“Above all,” Forth says, “camps emerged within a ‘carceral archipelago’ of “prisons, workhouses, factories, and hospitals that organized nineteenth-century people and places.” (32) But, in this telling, the prison is a function of “normal” judicial procedure while the camp was temporary and extrajudicial (33–4). Forth, drawing on the work of Marcus Rediker, notes that “slave ships were perhaps the world’s first concentration camps.” (34) But the path where that might lead is not fully explored. Perhaps because Forth wants to tell a slightly different story of British imperial modernity and British imperial liberalism. From the fleeting mention of the slave ship, Forth then moves quickly to a discussion of abolition (1833 in the British Empire), and from there a quick jump to imperial work departments that “became centres of expertise in billeting and supervising workers.” (34–5). For Forth, a global system of migrant workers emerged, quickly in the wake of emancipation, who lived in a world of surveillance, discipline, and control using enclosed barracks and compounds. (35) “Such facilities,” says Forth, “recalled earlier modes of confining slaves, reviving practices of bygone eras.” (35)

Perhaps, though, a few divergent epistemological and analytical trajectories are opened when one reorients the temporal and spatial dimensions of the carceral archipelago that moors this work. The slave ship that only fleetingly slips through this work is key here—as is the slave ship’s afterlife.

Forth argues that the “same forces” that generated prisons, factories, and workhouses in nineteenth-century Britain created colonial camps (alongside convict settlements and other imperial enclosures). We must also consider, however, the reality that the slave ship, the plantation, and its afterlife in the inner city “state of exception” are also foundational and enduring carceral archipelagos.[8] The trajectory of slave ship to slave pen to prison to carceral city/state is one spatial imaginary of enclosure that is a central feature of the racial colonial state (along with the cordoning off and enclosure of Indigenous people that Forth notes in his work), but the futurity of the plantation also contains registers of surveillance, panopticism, racial liberalism, and modernity’s chronotopes (time spaces).[9]

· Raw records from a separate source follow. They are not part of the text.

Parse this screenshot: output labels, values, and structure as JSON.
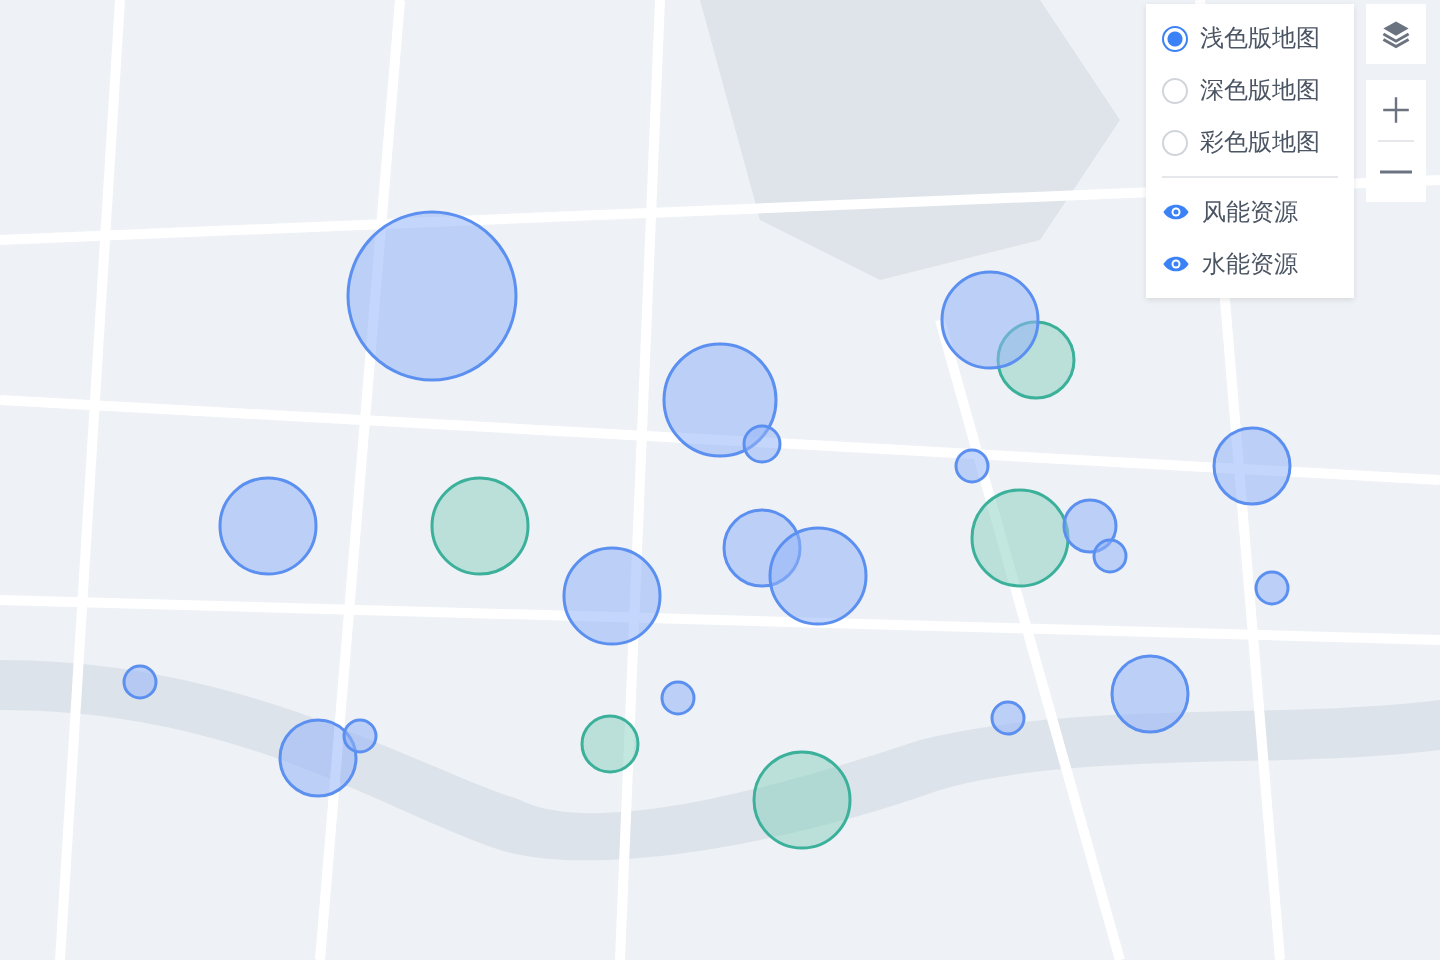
{
  "base_maps": [
    {
      "label": "浅色版地图",
      "selected": true
    },
    {
      "label": "深色版地图",
      "selected": false
    },
    {
      "label": "彩色版地图",
      "selected": false
    }
  ],
  "layers": [
    {
      "label": "风能资源",
      "visible": true
    },
    {
      "label": "水能资源",
      "visible": true
    }
  ]
}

The trajectory of the slave ship, its afterlife, and its characteristics of carcerality and surveillance is relatively straightforward. The slave ship was indeed, to recall Marcus Reidiker’s well-known observation, both a floating garrison and a prison.[10] One could scarcely imagine an analysis of chattel slavery that did not recognize the centrality of surveillance, policing, and the panoptic gaze to the constitution and perpetuation of the institution. And, indeed, much of the historiography of slavery in the Atlantic World has framed the history of the institution as a system of controls. The system of controls that emerged on the plantation constituted a set of foundational technologies of surveillance and carcerality.

Racial liberalism also was a central feature of the British racial empire. The idea that the unruly, the uncivilized, and the unknowable could be made knowable and legible once again can be traced to the histories of the slave ships and their afterlives, where the violent act of enslavement created “slaves,” cargo, and fungible property made legible through the ledgers that marked ship manifests and bills of sale. But it was the promise of the civilizing mission that allowed for the possibility—however remote—that the enslaved could make the slow journey from property to personhood. Lastly, we need to consider the reality that though slavery routinely occupies a space of the “preindustrial” in the historical imagination—it was not, as many scholars have noted. Just as modern capitalism was built in and through the plantation so too were the systems of labour discipline and capitalist modes of production that characterized the industrial age.[11]

Again, what I have presented here are suggestions for what might have been had this work slightly altered its origin story and its course. There is no disputing that Forth has written an outstanding book. It will make an enduring contribution to the ways in which we think about new and innovative ways of mapping and imagining empire. It is clearly an excellent choice for the Wallace K. Ferguson Prize.